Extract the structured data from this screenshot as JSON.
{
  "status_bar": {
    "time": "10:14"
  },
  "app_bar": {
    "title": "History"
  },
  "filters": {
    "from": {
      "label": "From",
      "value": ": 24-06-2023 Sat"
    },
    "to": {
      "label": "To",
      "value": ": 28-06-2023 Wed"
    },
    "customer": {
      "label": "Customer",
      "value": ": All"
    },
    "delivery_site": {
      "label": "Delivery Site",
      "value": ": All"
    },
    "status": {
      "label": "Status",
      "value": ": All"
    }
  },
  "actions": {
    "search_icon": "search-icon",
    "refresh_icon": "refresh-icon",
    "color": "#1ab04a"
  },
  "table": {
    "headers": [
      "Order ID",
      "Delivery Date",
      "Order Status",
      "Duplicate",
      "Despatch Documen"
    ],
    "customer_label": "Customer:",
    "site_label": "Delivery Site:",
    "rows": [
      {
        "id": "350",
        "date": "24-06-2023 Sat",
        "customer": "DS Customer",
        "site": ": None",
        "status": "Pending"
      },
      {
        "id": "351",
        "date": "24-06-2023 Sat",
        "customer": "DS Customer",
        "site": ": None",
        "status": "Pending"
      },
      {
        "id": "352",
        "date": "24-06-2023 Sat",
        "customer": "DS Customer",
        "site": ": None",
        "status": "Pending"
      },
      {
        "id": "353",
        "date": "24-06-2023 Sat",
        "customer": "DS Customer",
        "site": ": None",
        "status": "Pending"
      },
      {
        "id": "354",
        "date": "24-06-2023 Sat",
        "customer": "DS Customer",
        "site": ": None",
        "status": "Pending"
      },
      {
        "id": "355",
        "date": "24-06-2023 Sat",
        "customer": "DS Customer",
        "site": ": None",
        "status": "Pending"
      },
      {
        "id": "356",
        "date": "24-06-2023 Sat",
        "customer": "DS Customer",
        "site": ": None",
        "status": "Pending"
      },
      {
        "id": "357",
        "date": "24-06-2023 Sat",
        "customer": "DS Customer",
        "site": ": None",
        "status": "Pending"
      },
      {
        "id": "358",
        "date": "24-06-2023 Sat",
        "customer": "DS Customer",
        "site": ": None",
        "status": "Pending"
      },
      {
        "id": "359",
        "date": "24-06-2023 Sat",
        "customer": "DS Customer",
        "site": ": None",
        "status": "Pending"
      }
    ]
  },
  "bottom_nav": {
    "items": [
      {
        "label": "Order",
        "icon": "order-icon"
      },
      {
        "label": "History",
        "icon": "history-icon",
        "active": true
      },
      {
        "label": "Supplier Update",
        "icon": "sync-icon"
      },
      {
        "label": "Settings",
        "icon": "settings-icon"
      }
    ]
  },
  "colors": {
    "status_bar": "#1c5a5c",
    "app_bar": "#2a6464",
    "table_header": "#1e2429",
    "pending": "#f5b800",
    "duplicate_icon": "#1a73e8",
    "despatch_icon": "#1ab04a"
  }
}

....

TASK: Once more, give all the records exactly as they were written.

REPLY:
Extract the structured data from this screenshot as JSON.
{
  "status_bar": {
    "time": "10:14"
  },
  "app_bar": {
    "title": "History"
  },
  "filters": {
    "from": {
      "label": "From",
      "value": ": 24-06-2023 Sat"
    },
    "to": {
      "label": "To",
      "value": ": 28-06-2023 Wed"
    },
    "customer": {
      "label": "Customer",
      "value": ": All"
    },
    "delivery_site": {
      "label": "Delivery Site",
      "value": ": All"
    },
    "status": {
      "label": "Status",
      "value": ": All"
    }
  },
  "actions": {
    "search_icon": "search-icon",
    "refresh_icon": "refresh-icon",
    "color": "#1ab04a"
  },
  "table": {
    "headers": [
      "Order ID",
      "Delivery Date",
      "Order Status",
      "Duplicate",
      "Despatch Documen"
    ],
    "customer_label": "Customer:",
    "site_label": "Delivery Site:",
    "rows": [
      {
        "id": "350",
        "date": "24-06-2023 Sat",
        "customer": "DS Customer",
        "site": ": None",
        "status": "Pending"
      },
      {
        "id": "351",
        "date": "24-06-2023 Sat",
        "customer": "DS Customer",
        "site": ": None",
        "status": "Pending"
      },
      {
        "id": "352",
        "date": "24-06-2023 Sat",
        "customer": "DS Customer",
        "site": ": None",
        "status": "Pending"
      },
      {
        "id": "353",
        "date": "24-06-2023 Sat",
        "customer": "DS Customer",
        "site": ": None",
        "status": "Pending"
      },
      {
        "id": "354",
        "date": "24-06-2023 Sat",
        "customer": "DS Customer",
        "site": ": None",
        "status": "Pending"
      },
      {
        "id": "355",
        "date": "24-06-2023 Sat",
        "customer": "DS Customer",
        "site": ": None",
        "status": "Pending"
      },
      {
        "id": "356",
        "date": "24-06-2023 Sat",
        "customer": "DS Customer",
        "site": ": None",
        "status": "Pending"
      },
      {
        "id": "357",
        "date": "24-06-2023 Sat",
        "customer": "DS Customer",
        "site": ": None",
        "status": "Pending"
      },
      {
        "id": "358",
        "date": "24-06-2023 Sat",
        "customer": "DS Customer",
        "site": ": None",
        "status": "Pending"
      },
      {
        "id": "359",
        "date": "24-06-2023 Sat",
        "customer": "DS Customer",
        "site": ": None",
        "status": "Pending"
      }
    ]
  },
  "bottom_nav": {
    "items": [
      {
        "label": "Order",
        "icon": "order-icon"
      },
      {
        "label": "History",
        "icon": "history-icon",
        "active": true
      },
      {
        "label": "Supplier Update",
        "icon": "sync-icon"
      },
      {
        "label": "Settings",
        "icon": "settings-icon"
      }
    ]
  },
  "colors": {
    "status_bar": "#1c5a5c",
    "app_bar": "#2a6464",
    "table_header": "#1e2429",
    "pending": "#f5b800",
    "duplicate_icon": "#1a73e8",
    "despatch_icon": "#1ab04a"
  }
}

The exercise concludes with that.